** Opening Records for the exercise block **

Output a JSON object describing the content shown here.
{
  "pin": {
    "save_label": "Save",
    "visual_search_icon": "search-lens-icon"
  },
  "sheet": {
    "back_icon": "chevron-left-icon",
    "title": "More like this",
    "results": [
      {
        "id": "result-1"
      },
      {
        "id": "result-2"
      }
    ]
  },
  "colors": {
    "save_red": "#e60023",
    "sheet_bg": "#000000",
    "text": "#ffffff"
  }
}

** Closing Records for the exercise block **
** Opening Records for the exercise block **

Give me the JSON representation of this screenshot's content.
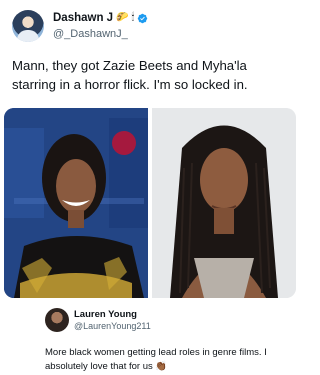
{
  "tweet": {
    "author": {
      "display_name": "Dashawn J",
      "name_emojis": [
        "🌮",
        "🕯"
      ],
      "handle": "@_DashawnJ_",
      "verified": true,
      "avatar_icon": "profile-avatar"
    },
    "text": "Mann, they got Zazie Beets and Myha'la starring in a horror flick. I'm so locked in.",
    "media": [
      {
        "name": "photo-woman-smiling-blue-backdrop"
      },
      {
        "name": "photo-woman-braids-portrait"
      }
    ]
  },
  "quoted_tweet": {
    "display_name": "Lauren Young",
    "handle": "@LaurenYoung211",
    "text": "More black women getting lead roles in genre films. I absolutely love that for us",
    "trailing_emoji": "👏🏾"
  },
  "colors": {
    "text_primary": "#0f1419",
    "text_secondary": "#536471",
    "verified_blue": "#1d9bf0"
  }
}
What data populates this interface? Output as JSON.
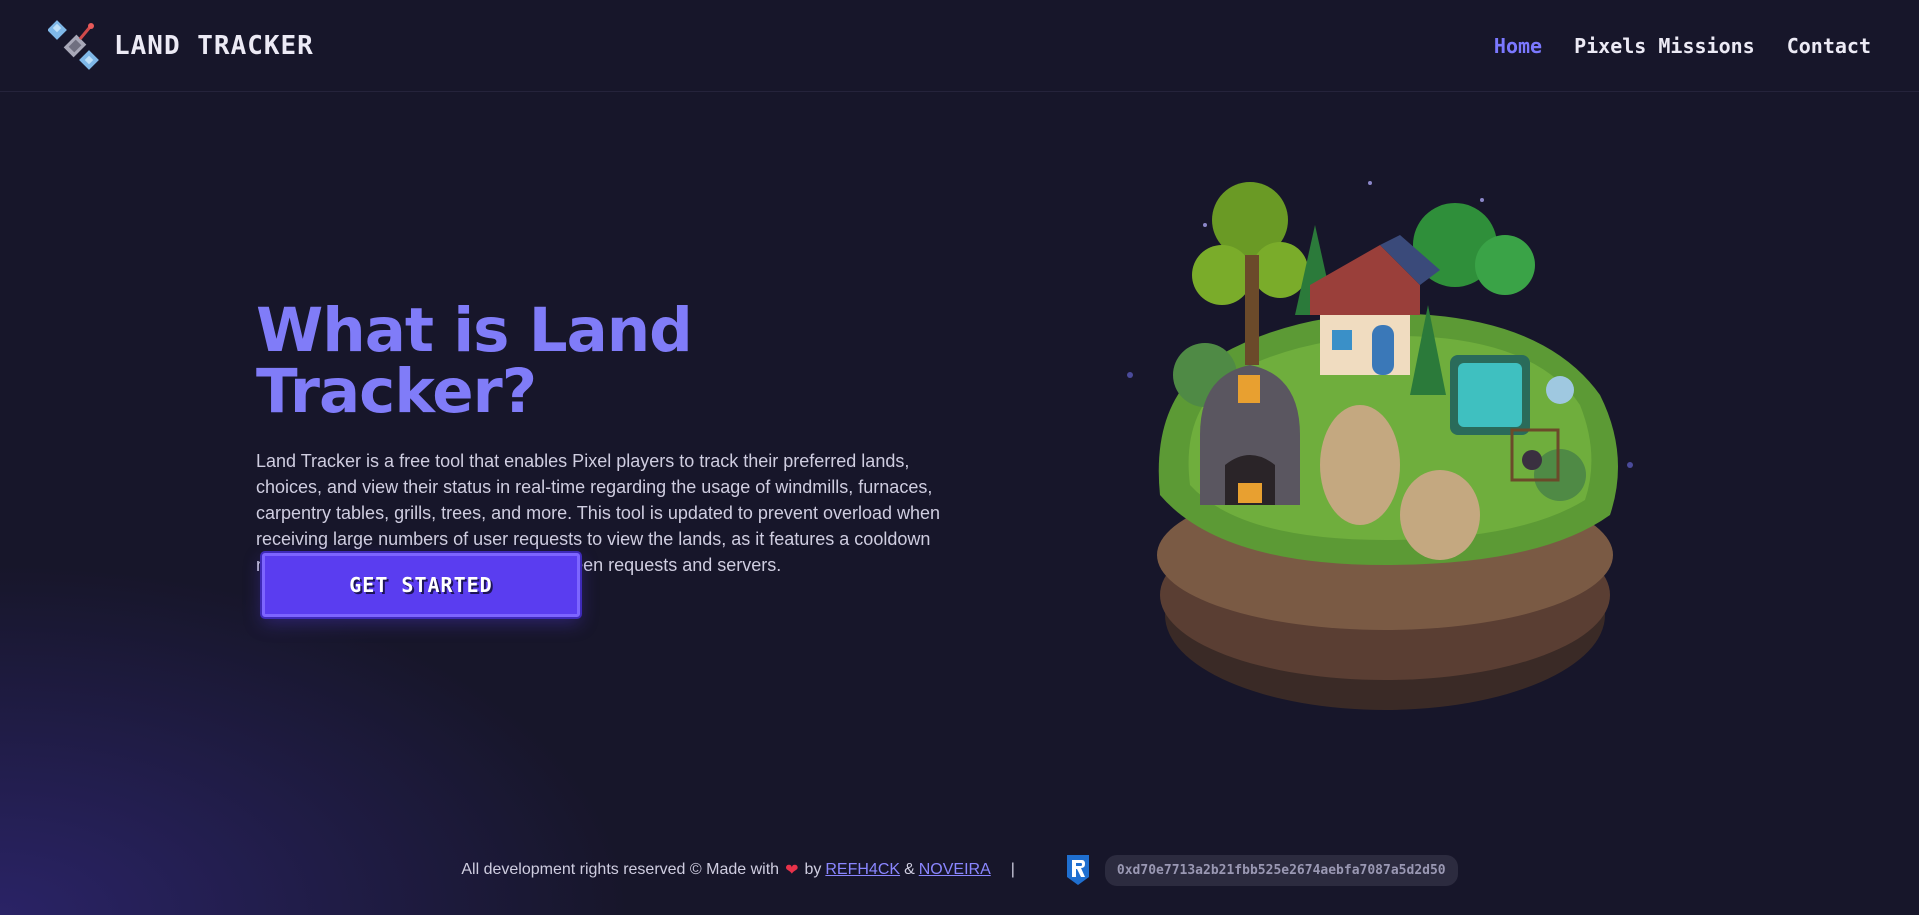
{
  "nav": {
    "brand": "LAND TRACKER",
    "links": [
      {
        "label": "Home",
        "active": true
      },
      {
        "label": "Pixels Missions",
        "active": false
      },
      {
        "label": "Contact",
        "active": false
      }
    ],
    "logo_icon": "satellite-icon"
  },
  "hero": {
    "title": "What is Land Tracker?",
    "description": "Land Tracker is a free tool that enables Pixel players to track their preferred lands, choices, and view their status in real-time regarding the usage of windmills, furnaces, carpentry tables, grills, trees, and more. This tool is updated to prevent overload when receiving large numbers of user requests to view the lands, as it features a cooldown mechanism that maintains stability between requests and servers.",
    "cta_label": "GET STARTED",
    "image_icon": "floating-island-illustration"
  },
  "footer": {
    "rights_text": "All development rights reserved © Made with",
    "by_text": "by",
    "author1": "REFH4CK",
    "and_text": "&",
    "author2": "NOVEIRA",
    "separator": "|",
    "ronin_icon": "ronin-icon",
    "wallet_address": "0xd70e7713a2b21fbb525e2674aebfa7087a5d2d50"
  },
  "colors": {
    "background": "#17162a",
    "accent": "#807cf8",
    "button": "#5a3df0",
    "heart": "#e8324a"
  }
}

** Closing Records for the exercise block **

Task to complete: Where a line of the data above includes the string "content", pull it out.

Solution for this task:
Output a JSON object describing the content shown here.
Give me the JSON representation of this screenshot's content.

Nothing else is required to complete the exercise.